It’s been about three months since the city of Selma started moving toward district elections, but this week the council voted to start the process all over again.
In a 3-2 vote, the Selma City Council amended the resolution it passed in July to create five city council districts with a revolving mayor. Now, the council wants four districts and an at-large elected mayor.
Councilmember Sarah Guerra voted in favor of the amendment and said most of the constituents she’s spoken with want to vote for their mayor, rather than having the councilmembers decide who it is every year.
Residents have asked her, “‘How come Selma doesn’t get to vote for their mayor?’” she said. “We went through this years ago where we wanted to vote for our mayor and it didn’t get passed.”
Mayor Scott Robertson and Councilmember Jim Avalos also supported the amendment.
The city has another 90 days to choose a district map, and it’s going to cost more money. There’s no set estimate on how much, but Shalice Tilton, the National Demographics Corporation consultant the city hired to create maps, said it costs about $2,000 every time she attends a city council meeting. During the last 90-day process to create maps she attended at least three meetings.
Mayor Pro Tem Louis Franco, who cast a no vote, said electing a mayor-at-large is like “economic gerrymandering” because not everyone can afford to run a costly election campaign.
“We are basically saying unless you have the financial resources to run for mayor you can never be mayor,” he said during the meeting on Monday. “If we go five districts and we do a rotation, running for a district is so much more affordable.”
Five districts is sufficient because Selma isn’t a major city, Franco said.
Franco and Councilmember John Trujillo were in favor of putting the choice on the ballot in 2020 and allowing voters to decide.
Community members have until Oct. 25 to submit maps to the council.
Why make the change now?
The council discussed having an at-large elected mayor when talks of creating districts began earlier this year, but the city attorney at the time, Bianca Sparks Rojas with Casso and Sparks LLP Law Firm, said it would make the city vulnerable to a lawsuit under the Voting Rights Act.
However, Neal Costanzo, serving as special counsel until the city finds a permanent attorney, had a different opinion.
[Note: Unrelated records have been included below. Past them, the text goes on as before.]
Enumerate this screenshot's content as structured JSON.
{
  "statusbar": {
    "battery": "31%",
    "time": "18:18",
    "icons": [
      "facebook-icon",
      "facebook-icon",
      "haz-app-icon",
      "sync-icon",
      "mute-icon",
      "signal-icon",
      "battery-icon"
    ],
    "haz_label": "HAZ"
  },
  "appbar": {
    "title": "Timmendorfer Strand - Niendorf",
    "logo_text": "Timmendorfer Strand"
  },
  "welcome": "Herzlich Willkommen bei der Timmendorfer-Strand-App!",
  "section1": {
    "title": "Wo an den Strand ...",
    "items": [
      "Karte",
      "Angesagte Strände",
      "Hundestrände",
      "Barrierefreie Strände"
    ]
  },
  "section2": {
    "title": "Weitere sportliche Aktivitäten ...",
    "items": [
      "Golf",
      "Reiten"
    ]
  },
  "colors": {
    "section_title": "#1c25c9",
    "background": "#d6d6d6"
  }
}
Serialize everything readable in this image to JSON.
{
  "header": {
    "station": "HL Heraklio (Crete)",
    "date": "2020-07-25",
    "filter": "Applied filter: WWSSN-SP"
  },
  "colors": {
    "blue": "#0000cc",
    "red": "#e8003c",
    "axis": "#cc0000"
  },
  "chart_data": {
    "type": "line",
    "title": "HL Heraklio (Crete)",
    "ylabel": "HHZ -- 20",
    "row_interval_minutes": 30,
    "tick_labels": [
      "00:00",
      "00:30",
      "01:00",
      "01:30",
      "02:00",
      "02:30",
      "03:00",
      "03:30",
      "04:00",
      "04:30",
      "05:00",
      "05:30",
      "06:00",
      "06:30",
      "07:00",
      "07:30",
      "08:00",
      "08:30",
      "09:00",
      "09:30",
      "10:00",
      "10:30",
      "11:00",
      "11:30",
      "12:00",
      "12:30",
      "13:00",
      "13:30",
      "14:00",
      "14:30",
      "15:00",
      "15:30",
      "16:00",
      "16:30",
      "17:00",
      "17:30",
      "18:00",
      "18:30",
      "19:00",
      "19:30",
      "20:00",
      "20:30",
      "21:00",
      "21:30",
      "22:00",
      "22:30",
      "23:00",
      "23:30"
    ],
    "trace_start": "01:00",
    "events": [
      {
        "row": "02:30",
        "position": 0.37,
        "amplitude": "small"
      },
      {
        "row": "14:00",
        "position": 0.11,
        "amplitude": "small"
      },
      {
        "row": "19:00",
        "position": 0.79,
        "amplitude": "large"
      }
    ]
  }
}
He said the council was misled by Rojas because the city can’t get sued for having four districts and an at-large mayor.
Rojas resigned on Sept. 13 after Avalos submitted a request to evaluate her on Sept. 5. Shortly after that, Avalos requested to terminate her contract.
Rojas declined to comment.
Trujillo has been adamant about wanting to know why Avalos requested an evaluation that ultimately led to her resignation.
“As an elected official I have my due diligence to know, ‘Did she do something illegal? Did she do something wrong?” Trujillo asked during the Sept.16 meeting. “Can somebody let me know what occurred?”
Franco has also pressed Avalos for answers and said at the Sept. 27 meeting, “She resigned with cause. You don’t just do that on a whim. So, Jim (Avalos), what was the reason?”
Avalos has continued to avoid answering the question and said he won’t talk about it.
“If the individual leaves before the (termination) evaluation discussions take place, case closed,” Avalos said in response to Franco’s comment. “When cases close that’s a personnel matter and we don’t discuss personnel matters to the public.”
Avalos' request to evaluate and then terminate the city manager “looks very orchestrated” especially because he won’t explain his decision, Franco said.
“You guys weren’t happy with the districting [and then] all of a sudden the attorney has to go,” Franco said. “Then, thank goodness Mr. Costanza was available to show up, and guess what? We were all mistaken and can have a mayor at-large [and] we only need four districts.”